While we're winding down our use of macs, we still support both workstations and servers to a pretty high level in house. For the very occasional requirements we have outside our abilities, we have a contract for support with our mac reseller.
I support everything myself. I maintain our servers, connections to the servers, repair hardware issues (flipping' White Intel iMacs usually), and also support the staff and students (and lead) in their lessons. But then I'm a primary school and there is no money for things like support. After all, its why they pay me :)
If I do get into a bit of a fix, I may call a friend or ask all of you nice people on here, which usually yields results. As others have said once they are up and running properly, there's hardly any issues.
Macs require one thing to be exact to work well - DNS!
We do all of our Mac server / client / hardware support ourselves in-house. They are just computers ;)
In-house, because it's a computer.
*grumbles about people who are incapable of managing more than one OS and tells them to get off his lawn*
We do almost everything in-house, and by almost that really means everything except complete server hardware failure. It's only really me here that touches the macs and configures everything about them, and there is almost nothing that will need changing if setup properly and it will just run itself. However, we had 8 imacs stolen recently and they have been an absolute nightmare ever since. These new imacs we then got, shipped with Lion where our others were snow leopard. At the time I couldn't find a way to feasibly downgrade the new ones to snow leopard so we ended up wanting to upgrade the lot to lion - except our server. Of course then had to create new deploystudio bootsets, create a completely new image, etc etc. Eventually rolled Lion out, and of course, all our workgroup manager preferences were for snow leopard systems, so most applications weren't allowed to run. We're still running snow leopard server which isnt great at managing lion clients, but got there in the end.

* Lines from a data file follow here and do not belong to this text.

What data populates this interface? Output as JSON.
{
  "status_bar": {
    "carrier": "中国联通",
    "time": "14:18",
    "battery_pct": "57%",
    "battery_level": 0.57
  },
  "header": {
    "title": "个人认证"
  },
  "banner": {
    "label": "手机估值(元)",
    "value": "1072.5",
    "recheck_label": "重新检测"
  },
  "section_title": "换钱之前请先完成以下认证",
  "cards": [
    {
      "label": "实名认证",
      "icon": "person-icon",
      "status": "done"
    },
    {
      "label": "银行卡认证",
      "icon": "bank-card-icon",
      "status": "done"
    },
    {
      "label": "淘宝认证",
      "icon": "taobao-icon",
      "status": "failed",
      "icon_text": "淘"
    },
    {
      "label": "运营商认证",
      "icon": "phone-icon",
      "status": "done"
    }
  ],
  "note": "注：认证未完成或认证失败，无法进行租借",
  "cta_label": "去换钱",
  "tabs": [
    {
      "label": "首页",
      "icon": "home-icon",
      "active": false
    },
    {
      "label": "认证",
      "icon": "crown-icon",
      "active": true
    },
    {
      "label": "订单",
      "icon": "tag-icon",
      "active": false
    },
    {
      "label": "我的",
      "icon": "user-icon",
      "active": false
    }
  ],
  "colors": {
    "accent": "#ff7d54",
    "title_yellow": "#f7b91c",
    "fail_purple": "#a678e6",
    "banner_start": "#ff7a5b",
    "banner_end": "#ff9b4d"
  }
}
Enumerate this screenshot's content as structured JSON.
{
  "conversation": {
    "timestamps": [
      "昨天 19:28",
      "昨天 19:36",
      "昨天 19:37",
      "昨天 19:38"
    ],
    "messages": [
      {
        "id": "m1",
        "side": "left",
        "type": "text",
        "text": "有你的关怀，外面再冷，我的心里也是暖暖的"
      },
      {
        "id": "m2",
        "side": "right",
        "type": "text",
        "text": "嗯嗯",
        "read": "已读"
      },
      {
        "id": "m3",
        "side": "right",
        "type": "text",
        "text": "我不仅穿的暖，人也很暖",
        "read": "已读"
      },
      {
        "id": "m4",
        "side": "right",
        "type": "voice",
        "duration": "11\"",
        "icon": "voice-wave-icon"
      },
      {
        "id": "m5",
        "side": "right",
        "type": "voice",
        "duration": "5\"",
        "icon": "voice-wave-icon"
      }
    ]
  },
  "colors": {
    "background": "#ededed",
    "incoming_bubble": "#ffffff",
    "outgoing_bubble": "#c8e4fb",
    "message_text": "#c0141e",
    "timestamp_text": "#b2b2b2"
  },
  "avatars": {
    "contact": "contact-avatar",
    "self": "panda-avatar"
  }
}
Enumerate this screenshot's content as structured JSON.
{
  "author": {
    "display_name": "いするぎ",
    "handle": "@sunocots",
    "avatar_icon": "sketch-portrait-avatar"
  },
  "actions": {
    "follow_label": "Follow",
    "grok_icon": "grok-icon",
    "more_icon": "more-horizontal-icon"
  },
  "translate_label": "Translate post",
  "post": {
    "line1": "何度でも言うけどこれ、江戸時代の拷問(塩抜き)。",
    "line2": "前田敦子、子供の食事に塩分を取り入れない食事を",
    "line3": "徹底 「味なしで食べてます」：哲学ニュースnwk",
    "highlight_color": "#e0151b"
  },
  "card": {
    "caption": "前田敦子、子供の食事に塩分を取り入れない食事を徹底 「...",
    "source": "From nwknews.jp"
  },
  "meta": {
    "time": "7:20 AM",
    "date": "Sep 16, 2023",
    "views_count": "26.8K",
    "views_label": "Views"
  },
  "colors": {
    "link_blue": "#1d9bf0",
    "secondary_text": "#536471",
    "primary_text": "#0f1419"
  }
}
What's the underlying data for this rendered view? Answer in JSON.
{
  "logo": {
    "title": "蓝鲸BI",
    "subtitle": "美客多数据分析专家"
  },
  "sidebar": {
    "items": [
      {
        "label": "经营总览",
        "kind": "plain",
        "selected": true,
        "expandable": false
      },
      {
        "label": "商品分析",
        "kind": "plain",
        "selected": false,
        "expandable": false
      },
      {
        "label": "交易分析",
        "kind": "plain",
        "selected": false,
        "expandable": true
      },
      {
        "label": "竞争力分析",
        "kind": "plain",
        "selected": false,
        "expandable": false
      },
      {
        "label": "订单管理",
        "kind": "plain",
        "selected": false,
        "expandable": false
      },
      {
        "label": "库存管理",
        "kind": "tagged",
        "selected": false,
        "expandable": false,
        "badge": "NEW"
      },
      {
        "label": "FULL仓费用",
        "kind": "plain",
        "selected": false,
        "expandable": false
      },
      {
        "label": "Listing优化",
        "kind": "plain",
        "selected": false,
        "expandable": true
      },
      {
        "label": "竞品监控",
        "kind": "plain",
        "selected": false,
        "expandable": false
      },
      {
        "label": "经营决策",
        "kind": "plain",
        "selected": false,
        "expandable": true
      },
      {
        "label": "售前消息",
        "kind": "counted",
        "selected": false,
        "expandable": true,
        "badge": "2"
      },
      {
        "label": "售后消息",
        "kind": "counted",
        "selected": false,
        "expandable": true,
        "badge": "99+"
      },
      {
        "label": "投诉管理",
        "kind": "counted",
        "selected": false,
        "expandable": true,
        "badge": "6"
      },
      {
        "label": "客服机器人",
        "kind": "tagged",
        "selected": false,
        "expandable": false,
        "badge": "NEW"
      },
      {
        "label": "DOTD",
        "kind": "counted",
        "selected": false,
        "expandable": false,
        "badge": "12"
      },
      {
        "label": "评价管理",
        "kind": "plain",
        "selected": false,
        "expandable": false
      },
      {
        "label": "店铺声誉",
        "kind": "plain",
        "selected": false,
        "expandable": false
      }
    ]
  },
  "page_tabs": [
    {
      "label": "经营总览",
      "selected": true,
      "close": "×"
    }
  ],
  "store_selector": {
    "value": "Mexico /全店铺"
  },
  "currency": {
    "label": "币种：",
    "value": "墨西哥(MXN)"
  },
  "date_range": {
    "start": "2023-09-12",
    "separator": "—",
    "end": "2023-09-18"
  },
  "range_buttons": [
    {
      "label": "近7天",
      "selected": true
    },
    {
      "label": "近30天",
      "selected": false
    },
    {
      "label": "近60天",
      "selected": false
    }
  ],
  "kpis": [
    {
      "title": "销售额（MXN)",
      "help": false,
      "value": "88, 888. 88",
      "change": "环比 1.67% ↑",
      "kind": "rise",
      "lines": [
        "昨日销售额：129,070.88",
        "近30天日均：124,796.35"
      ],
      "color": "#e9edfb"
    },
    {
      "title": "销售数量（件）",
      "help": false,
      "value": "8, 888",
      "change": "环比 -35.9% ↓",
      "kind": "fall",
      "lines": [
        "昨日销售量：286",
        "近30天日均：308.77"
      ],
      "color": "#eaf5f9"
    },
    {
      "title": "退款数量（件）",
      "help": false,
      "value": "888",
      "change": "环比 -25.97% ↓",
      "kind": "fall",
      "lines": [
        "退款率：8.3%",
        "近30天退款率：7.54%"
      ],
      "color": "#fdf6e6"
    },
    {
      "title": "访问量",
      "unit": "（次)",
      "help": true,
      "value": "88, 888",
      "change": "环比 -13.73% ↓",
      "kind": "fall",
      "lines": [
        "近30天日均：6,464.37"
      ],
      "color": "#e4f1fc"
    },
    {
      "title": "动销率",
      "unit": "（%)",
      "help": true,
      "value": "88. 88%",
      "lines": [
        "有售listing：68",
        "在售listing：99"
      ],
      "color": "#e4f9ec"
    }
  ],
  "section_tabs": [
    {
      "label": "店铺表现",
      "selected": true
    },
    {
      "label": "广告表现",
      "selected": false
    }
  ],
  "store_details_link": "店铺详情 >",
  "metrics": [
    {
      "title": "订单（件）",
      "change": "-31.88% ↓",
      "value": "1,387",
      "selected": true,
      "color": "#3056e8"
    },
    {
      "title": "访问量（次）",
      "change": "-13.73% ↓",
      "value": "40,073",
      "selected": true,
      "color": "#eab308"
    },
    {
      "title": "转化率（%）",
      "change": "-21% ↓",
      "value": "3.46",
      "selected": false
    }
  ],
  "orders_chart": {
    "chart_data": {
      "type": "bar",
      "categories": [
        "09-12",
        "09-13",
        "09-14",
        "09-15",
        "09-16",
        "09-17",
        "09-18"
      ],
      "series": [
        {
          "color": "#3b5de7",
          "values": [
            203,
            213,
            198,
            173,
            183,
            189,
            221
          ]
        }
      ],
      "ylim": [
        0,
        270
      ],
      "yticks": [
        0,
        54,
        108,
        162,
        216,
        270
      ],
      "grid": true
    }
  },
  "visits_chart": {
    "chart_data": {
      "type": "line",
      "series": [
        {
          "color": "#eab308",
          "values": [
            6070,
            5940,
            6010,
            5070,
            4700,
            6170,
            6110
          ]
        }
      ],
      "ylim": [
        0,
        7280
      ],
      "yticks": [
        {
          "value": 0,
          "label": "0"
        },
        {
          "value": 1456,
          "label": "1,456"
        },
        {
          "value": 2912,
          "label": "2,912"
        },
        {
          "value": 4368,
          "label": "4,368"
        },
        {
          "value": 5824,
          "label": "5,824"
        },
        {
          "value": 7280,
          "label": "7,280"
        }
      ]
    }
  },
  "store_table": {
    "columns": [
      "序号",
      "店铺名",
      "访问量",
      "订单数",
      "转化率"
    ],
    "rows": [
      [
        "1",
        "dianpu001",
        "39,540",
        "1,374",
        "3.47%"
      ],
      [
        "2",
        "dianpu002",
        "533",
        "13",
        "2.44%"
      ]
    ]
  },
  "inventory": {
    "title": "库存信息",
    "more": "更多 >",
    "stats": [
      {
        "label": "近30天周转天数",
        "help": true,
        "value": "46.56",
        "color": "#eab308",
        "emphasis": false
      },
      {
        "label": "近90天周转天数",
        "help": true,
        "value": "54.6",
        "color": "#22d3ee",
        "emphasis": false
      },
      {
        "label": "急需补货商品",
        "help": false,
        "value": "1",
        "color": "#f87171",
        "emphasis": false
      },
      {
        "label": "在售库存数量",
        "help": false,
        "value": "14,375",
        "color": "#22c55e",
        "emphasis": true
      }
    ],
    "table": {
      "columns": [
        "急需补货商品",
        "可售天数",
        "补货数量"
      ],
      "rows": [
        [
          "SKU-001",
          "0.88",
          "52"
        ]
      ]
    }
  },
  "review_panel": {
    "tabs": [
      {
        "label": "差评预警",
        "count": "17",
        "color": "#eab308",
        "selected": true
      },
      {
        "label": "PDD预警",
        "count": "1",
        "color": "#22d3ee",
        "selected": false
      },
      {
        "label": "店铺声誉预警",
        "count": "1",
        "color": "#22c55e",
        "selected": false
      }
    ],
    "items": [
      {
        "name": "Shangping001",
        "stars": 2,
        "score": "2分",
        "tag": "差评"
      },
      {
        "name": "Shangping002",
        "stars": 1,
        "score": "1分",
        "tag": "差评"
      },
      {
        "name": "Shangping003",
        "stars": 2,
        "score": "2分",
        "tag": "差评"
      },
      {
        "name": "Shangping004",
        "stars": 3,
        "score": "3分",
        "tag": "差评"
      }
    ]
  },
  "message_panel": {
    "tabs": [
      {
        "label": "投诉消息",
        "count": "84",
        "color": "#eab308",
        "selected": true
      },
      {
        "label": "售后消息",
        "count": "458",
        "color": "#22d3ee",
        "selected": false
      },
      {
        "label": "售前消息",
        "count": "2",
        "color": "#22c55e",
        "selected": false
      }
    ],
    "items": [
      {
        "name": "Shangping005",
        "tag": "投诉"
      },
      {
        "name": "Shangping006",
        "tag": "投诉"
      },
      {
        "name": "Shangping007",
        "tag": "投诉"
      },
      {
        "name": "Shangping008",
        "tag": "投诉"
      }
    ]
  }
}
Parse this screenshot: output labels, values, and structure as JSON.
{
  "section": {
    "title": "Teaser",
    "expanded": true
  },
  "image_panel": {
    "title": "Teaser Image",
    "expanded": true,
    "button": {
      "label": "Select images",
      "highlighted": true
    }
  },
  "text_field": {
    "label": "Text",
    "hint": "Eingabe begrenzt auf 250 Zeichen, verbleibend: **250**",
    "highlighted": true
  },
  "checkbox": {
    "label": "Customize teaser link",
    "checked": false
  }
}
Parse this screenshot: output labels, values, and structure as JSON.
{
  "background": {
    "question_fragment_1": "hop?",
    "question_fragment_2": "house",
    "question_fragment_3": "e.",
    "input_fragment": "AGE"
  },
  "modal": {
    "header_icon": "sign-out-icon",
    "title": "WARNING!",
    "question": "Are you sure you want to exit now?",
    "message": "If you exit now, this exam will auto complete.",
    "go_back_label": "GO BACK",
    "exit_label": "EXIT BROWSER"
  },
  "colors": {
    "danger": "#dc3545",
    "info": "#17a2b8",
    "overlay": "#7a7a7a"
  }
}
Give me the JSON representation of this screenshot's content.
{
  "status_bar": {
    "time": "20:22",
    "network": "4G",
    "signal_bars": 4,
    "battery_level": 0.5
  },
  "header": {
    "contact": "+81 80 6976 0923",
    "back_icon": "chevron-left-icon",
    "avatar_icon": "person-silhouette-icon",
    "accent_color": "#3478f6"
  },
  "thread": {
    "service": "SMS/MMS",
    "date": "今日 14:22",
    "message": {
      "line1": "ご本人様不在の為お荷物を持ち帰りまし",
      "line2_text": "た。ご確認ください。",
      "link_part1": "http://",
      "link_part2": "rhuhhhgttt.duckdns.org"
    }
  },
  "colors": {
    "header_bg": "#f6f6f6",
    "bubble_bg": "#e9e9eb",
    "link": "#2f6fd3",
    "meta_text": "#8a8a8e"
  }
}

To put things into perspective a little, i'm not yet 20, this is my first full-time job & been here approx year and a half, no mac qualifications nor had I even used a mac before being given responsibility for this project, and I managed to pick it al up within a week or two of fiddling around with it all. Granted most of it was set up before I got the job, but it is unimaginably easy to run which gave me the time to learn how everything was set up.
Once set up, unimaginably easy to run and manage. But when we faced changes that were forced upon us, Apple made it very difficult for us, had we been able to just downgrade the new macs we had it would've saved me a good 2 weeks work!
we provide macs for the fart department. we have "next day onsite support" apple care for them all but to be honest their support leaves a lot to be desired. The guy arrives next day and then says he doesnt have the right part (after spending ages on the phone "troubleshooting" so they know exactly what is wrong)
repeat a few times.
I used to think acer support was bad. All my pcs/laptops are acer/dell and their support (here in aus) is phenomenal compared to apple.
If you mean how do we deal with day-to-day issues of apple support, we just do it. I had never used a mac before this current job but its simple. Theres not a lot to them and once you can figure out how to do something which is simple on a PC but convoluted on a MAC (show ip address, or mac address, or open a program, or copy a file) then support is a doddle, because all mac users do is open files, browse the internet, and eject USB drives by deleting them in trash.
We have about 150 Apples spread across the main site, pre-prep and prep (two different sites again). We have a dedicated Apple chap here.
We currently support our mac laptops in-house with any major work taken on by apple or local reseller and support specialists KRCS. They do have stores nationwide i believe so they may be worth a look. Also if you buy from RM you can get support through their usual support channels.
I come from both aspects really. We do in house support for 150 macs. With the experience I gained with this I support a lot of other schools with their mac setup :)